A librarian making a list of books dealing with mental illnesses might just slip this title under the “Depression” category without a second thought. I do think that it’s lighter and, I dare say, more interesting than a lot of books on this topic for kids out there. That is not a criticism. If every book written on depression rendered the reader (forgive me) depressed, a fair share of kids would be disinclined to delve in that area. Holmes has had the sense then to imbue her book with some fun. I initially resisted it, but I ended up liking the heroine. When handed a charming science assignment that requires her to find ten different ways to rescue the character of Rapunzel from her tower using simple machines, our heroine is inventive enough to say, “but hey, the assignment didn’t say we had to keep her alive, did it?” Hence method number one, “Use a giant lever to pry her out. Be prepared for the funeral.” Holmes doesn’t overdo the humor, letting it float the top of a page here and there without breaking up the action or appearing where it might be inappropriate. For example, the ritual that comes with birthdays, wherein the birthdayee feels older, is described as, “just a cake-and-icing-induced hallucination.”
The letter element is, of course, the hook. It’s a booktalking point. The idea of mysterious letters sent into the vast unknown is a bit old-fashioned in this high tech day and age. That might account for books like this and “The Mailbox” by Audrey Shafer that play on the mystery and allure of sending mail to unknown personages. The book also splits apart continually into little asides that serve to break up the text. I’m beginning to suspect that this is some kind of new trend in children’s book publishing since I’m seeing it in a lot of other books as well. Kirsten’s Miller’s “Kiki Strike” did it. “The Thing About Georgie” by Lisa Graff has lots of them. And in this particular book you’re likely to trip over one of Rapunzel's “Fairy-Tale Fortunes” or school assignment every three pages or so. Does it hurt the book in the end? Not necessarily. It’s just hard to get into a story or take it seriously when you’re constantly being jerked out of the central tale as frequently as is found here. It makes for more enjoyable reading, perhaps, but does it make for a worthwhile read?

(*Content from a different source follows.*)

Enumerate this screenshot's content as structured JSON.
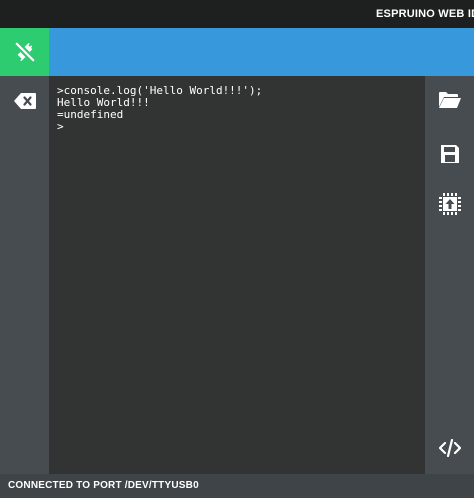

You will be happy to hear that “Letters from Rapunzel”, doesn’t have any easy answers. No miracles or unlikely coincidences spring up. It is not, I should add, a book that Holmes should stop with. While well told, the book feels like a novel found in an author’s early career. And as it’s not the only Rapunzel-like story out this year, feel free to also check out “Into the Wild” by Sarah Beth Durst and “Into the Woods” by Lyn Gardner for your standard retellings of classic folktales (and their skewed results). This may even make a good crossover title for those kids who only like fantasy and need some kind of fantastical hook to lure them into the scary realm of realistic fiction. Fun and smart enough for your consideration.
Notes on the Cover: Looks to me as if Harper Collins wants to have its cake and eat it too. Deliberately playing up the Rapunzelish elements on the right, the left-hand side of the image is downright mod. A kind of suburban kitch. I’d have appreciated this more if the Rapunzel-like girl actually bore some resemblance to our heroine at large. As it is, plenty of kids will be suckered into thinking this to be a kind of fantasy novel. Sneaky, Harper. Very very sneaky.